Visitors who gaze through the peepholes can view old film clips of soldiers' feet marching through the streets of Amsterdam, as a way to re-create how "Jewish people in hiding must have felt," Lippman says.

In Attie's "Writing on the Wall" series, the artist projects photos of people and buildings in 1930s East Berlin against the walls in the same modern-day neighborhood in a weaving of past and present.

In Stih and Schnock's "Rosie Won the War," the artists display poster-size portraits of modern-day women re-creating Norman Rockwell's image "Rosie the Riveter," dressed in work outfits and clutching wrenches and other hard-labor tools.

The texts and dates are re-creations of the actual laws once posted around West Berlin's Jewish neighborhoods, with each order charting the cold, methodical stripping of Jewish civil rights.

The Nazi's laws grow increasingly dire with every step down the museum's hallway.
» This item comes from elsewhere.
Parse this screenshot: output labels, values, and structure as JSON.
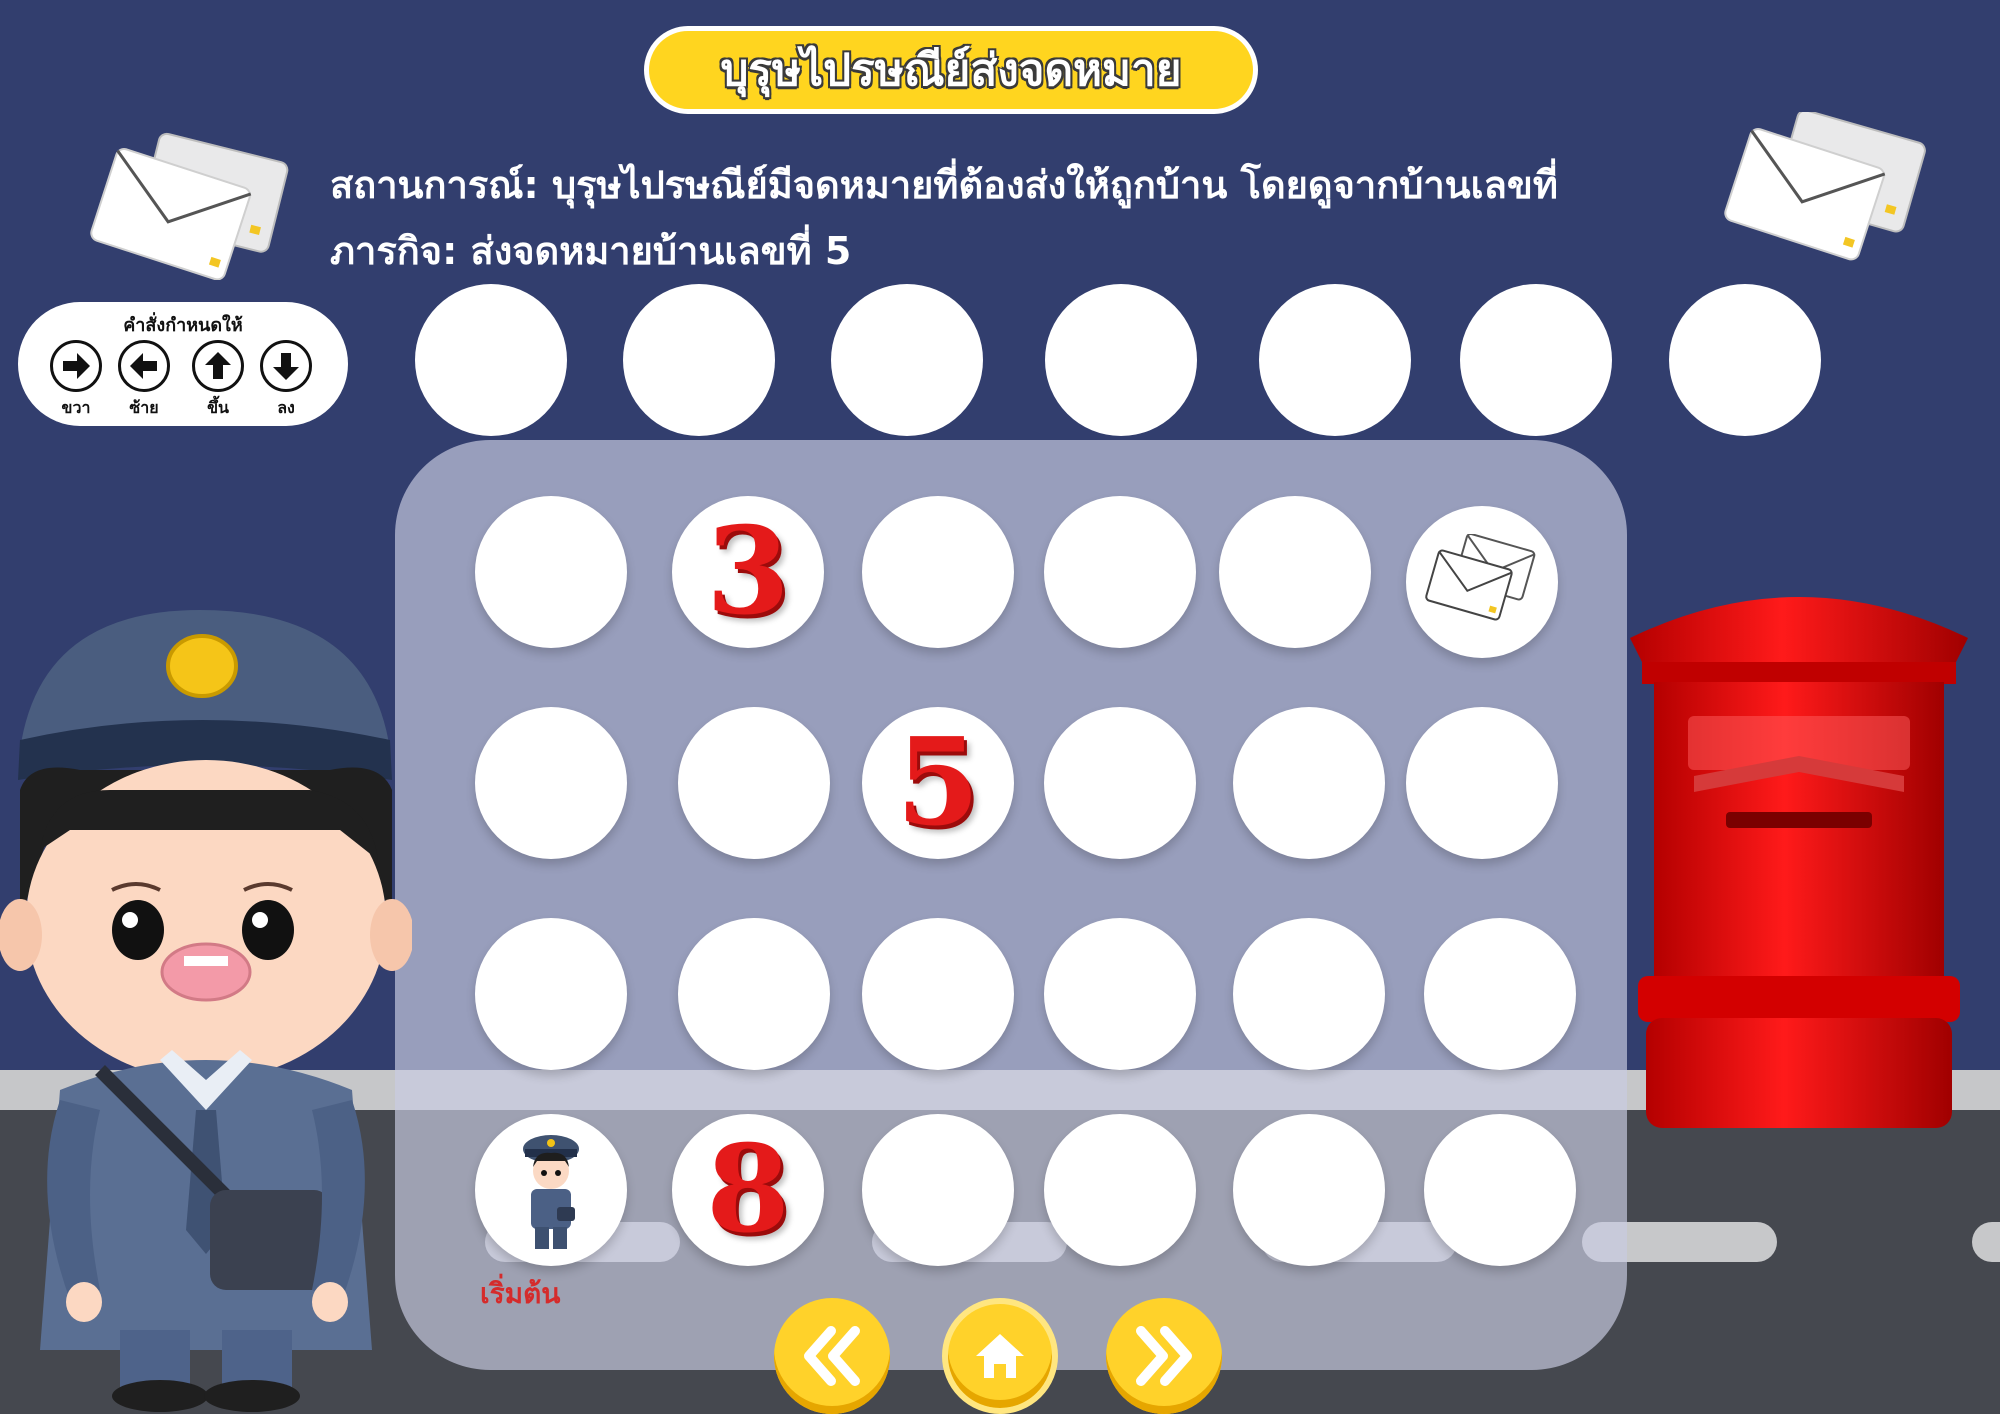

Jews are first blocked from owning cats and dogs, then exiled from public sports, then forced into mandatory curfews and hard labor."You walk from sign to sign and see how Jews gradually become dehumanized throughout the war," says Stih, who debuted a version of these signs 20 years ago in West Berlin's Bavarian Quarter, which used to be called "Jewish Switzerland." "It's mind-blowing when you think about it."Replicas of Jewish oppression are scattered throughout "History Becomes Memory," the museum's title for five exhibitions opening Friday, Sept. While the occasion marks the 70th anniversary since the end of World War II, some installations reach back centuries, tracing the mass expulsion of Jews from Spain in 1492 up through the present day, executive director Irvin Lippman says."This is a global issue, really, to show that we don't necessarily learn from history, from Jews leaving Egypt to Jews being forced out of Spain," Lippman says during a recent tour of the museum.
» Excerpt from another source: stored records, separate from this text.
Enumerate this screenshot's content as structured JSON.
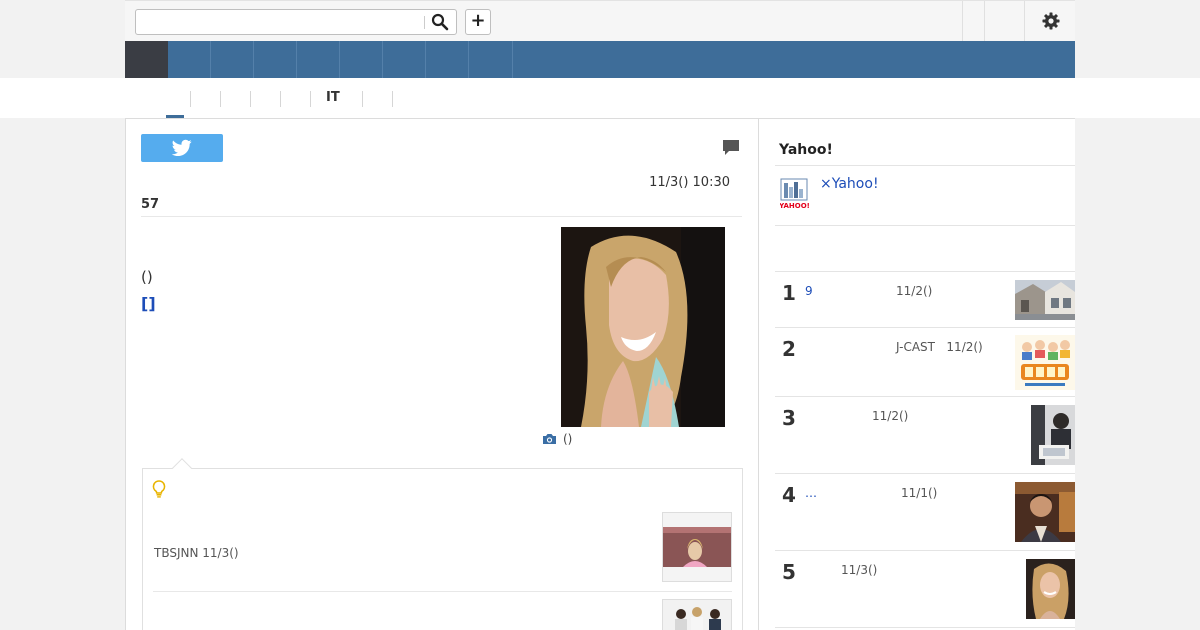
{
  "header": {
    "search_placeholder": "",
    "add_label": "+"
  },
  "subnav": {
    "visible_label": "IT"
  },
  "article": {
    "date": "11/3() 10:30",
    "count": "57",
    "body_text": "()",
    "link_text": "[]",
    "photo_caption": "()",
    "related": {
      "source": "TBSJNN 11/3()"
    }
  },
  "sidebar": {
    "title": "Yahoo!",
    "promo_link": "×Yahoo!",
    "ranking": [
      {
        "rank": "1",
        "title": "9",
        "meta": "11/2()"
      },
      {
        "rank": "2",
        "title": "",
        "meta": "J-CAST   11/2()"
      },
      {
        "rank": "3",
        "title": "",
        "meta": "11/2()"
      },
      {
        "rank": "4",
        "title": "…",
        "meta": "11/1()"
      },
      {
        "rank": "5",
        "title": "",
        "meta": "11/3()"
      }
    ]
  },
  "colors": {
    "nav_blue": "#3e6d99",
    "nav_active": "#3a3d44",
    "twitter_blue": "#55acee",
    "link_blue": "#1d4db8"
  },
  "icons": [
    "search-icon",
    "plus-icon",
    "gear-icon",
    "twitter-icon",
    "comment-icon",
    "camera-icon",
    "lightbulb-icon",
    "yahoo-logo"
  ]
}
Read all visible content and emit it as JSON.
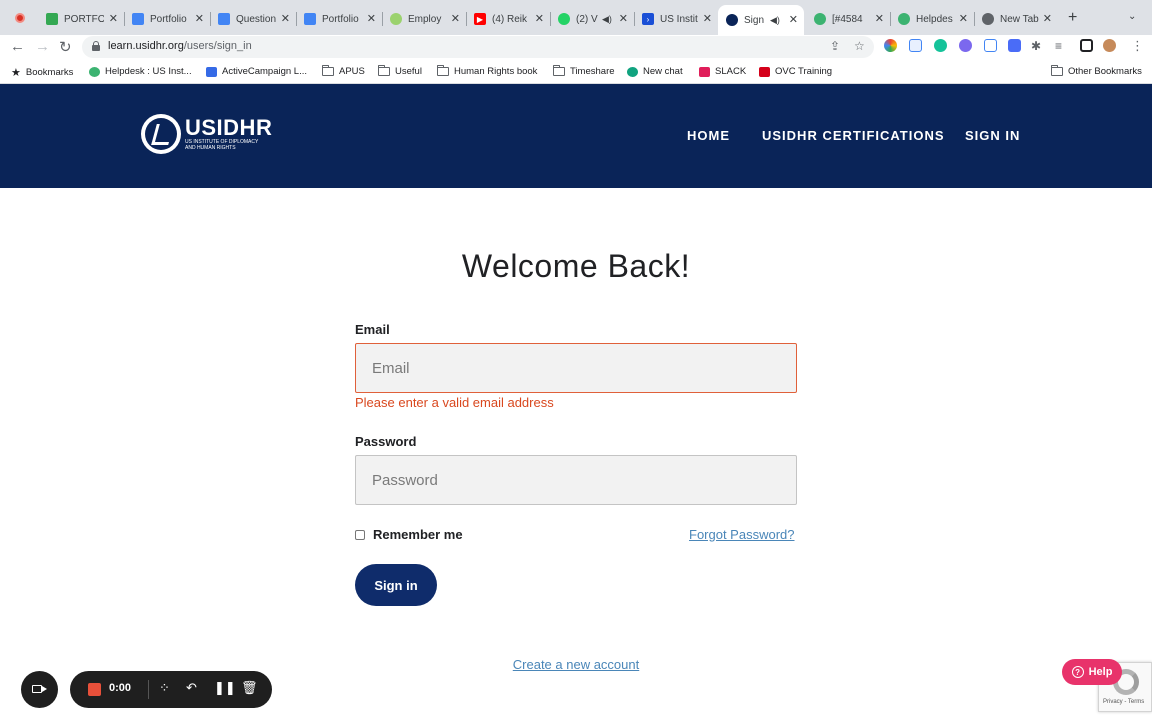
{
  "browser": {
    "tabs": [
      {
        "title": "PORTFO",
        "color": "#34a853"
      },
      {
        "title": "Portfolio",
        "color": "#4285f4"
      },
      {
        "title": "Question",
        "color": "#4285f4"
      },
      {
        "title": "Portfolio",
        "color": "#4285f4"
      },
      {
        "title": "Employ",
        "color": "#9bd26e"
      },
      {
        "title": "(4) Reik",
        "color": "#ff0000"
      },
      {
        "title": "(2) V",
        "color": "#25d366"
      },
      {
        "title": "US Instit",
        "color": "#1a4fd6"
      },
      {
        "title": "Sign",
        "color": "#0a2458",
        "active": true
      },
      {
        "title": "[#4584",
        "color": "#3cb371"
      },
      {
        "title": "Helpdes",
        "color": "#3cb371"
      },
      {
        "title": "New Tab",
        "color": "#5f6368"
      }
    ],
    "url_host": "learn.usidhr.org",
    "url_path": "/users/sign_in",
    "bookmarks": [
      {
        "label": "Bookmarks",
        "type": "star"
      },
      {
        "label": "Helpdesk : US Inst...",
        "type": "site",
        "color": "#3cb371"
      },
      {
        "label": "ActiveCampaign L...",
        "type": "site",
        "color": "#356ae6"
      },
      {
        "label": "APUS",
        "type": "folder"
      },
      {
        "label": "Useful",
        "type": "folder"
      },
      {
        "label": "Human Rights book",
        "type": "folder"
      },
      {
        "label": "Timeshare",
        "type": "folder"
      },
      {
        "label": "New chat",
        "type": "site",
        "color": "#10a37f"
      },
      {
        "label": "SLACK",
        "type": "site",
        "color": "#e01e5a"
      },
      {
        "label": "OVC Training",
        "type": "site",
        "color": "#d4001a"
      }
    ],
    "other_bookmarks": "Other Bookmarks"
  },
  "site": {
    "logo_name": "USIDHR",
    "logo_sub": "US INSTITUTE OF DIPLOMACY AND HUMAN RIGHTS",
    "nav": [
      "HOME",
      "USIDHR CERTIFICATIONS",
      "SIGN IN"
    ]
  },
  "form": {
    "heading": "Welcome Back!",
    "email_label": "Email",
    "email_placeholder": "Email",
    "email_error": "Please enter a valid email address",
    "password_label": "Password",
    "password_placeholder": "Password",
    "remember_label": "Remember me",
    "forgot_link": "Forgot Password?",
    "submit_label": "Sign in",
    "create_link": "Create a new account"
  },
  "recorder": {
    "timer": "0:00"
  },
  "help": {
    "label": "Help",
    "recaptcha_text": "Privacy - Terms"
  },
  "colors": {
    "header_bg": "#0a2458",
    "button_bg": "#0f2c6b",
    "error": "#d9481f",
    "link": "#4a86b8",
    "help": "#e8336b"
  }
}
"It's really about the oppression of anybody — Jews, gypsies, homosexuals, now Syrian refugees."Still, multiple displays plumb narratives related to World War II.
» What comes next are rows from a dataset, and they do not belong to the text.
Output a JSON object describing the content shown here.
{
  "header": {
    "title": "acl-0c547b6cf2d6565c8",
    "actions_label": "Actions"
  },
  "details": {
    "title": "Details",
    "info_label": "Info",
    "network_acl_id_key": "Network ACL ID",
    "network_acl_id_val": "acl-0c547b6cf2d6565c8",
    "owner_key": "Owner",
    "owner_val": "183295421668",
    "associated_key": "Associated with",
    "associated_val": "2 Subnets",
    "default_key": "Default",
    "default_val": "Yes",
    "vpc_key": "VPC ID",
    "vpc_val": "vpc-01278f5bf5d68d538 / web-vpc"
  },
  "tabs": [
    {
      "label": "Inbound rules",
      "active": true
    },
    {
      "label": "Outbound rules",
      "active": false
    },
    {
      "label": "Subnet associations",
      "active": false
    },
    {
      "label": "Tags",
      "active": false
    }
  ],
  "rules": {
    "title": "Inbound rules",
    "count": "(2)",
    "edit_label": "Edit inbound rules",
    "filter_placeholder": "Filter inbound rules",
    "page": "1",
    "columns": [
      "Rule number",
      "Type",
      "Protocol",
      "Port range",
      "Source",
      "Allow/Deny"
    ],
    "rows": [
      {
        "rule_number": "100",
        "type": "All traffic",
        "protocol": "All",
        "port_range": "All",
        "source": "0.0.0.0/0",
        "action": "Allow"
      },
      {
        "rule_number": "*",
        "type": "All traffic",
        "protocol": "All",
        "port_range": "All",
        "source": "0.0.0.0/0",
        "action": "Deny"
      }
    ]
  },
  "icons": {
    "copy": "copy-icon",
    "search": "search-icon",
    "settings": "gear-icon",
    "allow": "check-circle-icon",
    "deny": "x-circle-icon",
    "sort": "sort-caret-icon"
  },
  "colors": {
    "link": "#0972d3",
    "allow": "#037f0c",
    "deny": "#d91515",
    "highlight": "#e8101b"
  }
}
On a nearby video, "Counter Attack," Stih wears spiked, black high heels and repeatedly stomps on a copy of "Mein Kampf.""It's an emotional, sketchy piece that we had to do," Stih says.

"I think this woman — and all the Rosies — are synonyms of the women who worked hard labor during the war while their friends, fathers, uncles, boyfriends fought overseas."Other exhibits include Samuel Rothbort's "Memories of the Shtetl," 1950s watercolors of the Eastern European shtetls of his youth.

The paintings inspired Jerome Robbins' play "Fiddler on the Roof." For Terry Berkowitz's "Veil of Memory/Prologue: The Last Supper," the Manhattan artist built a wooden, crucifix-shaped dining table that makes references to the Spanish Inquisition, when Catholics expelled Jews from Spain "so Catholics wouldn't be converted to Judaism," Berkowitz says."[Jews] were given three months to convert, leave or die, and many left and were murdered at sea," Berkowitz says.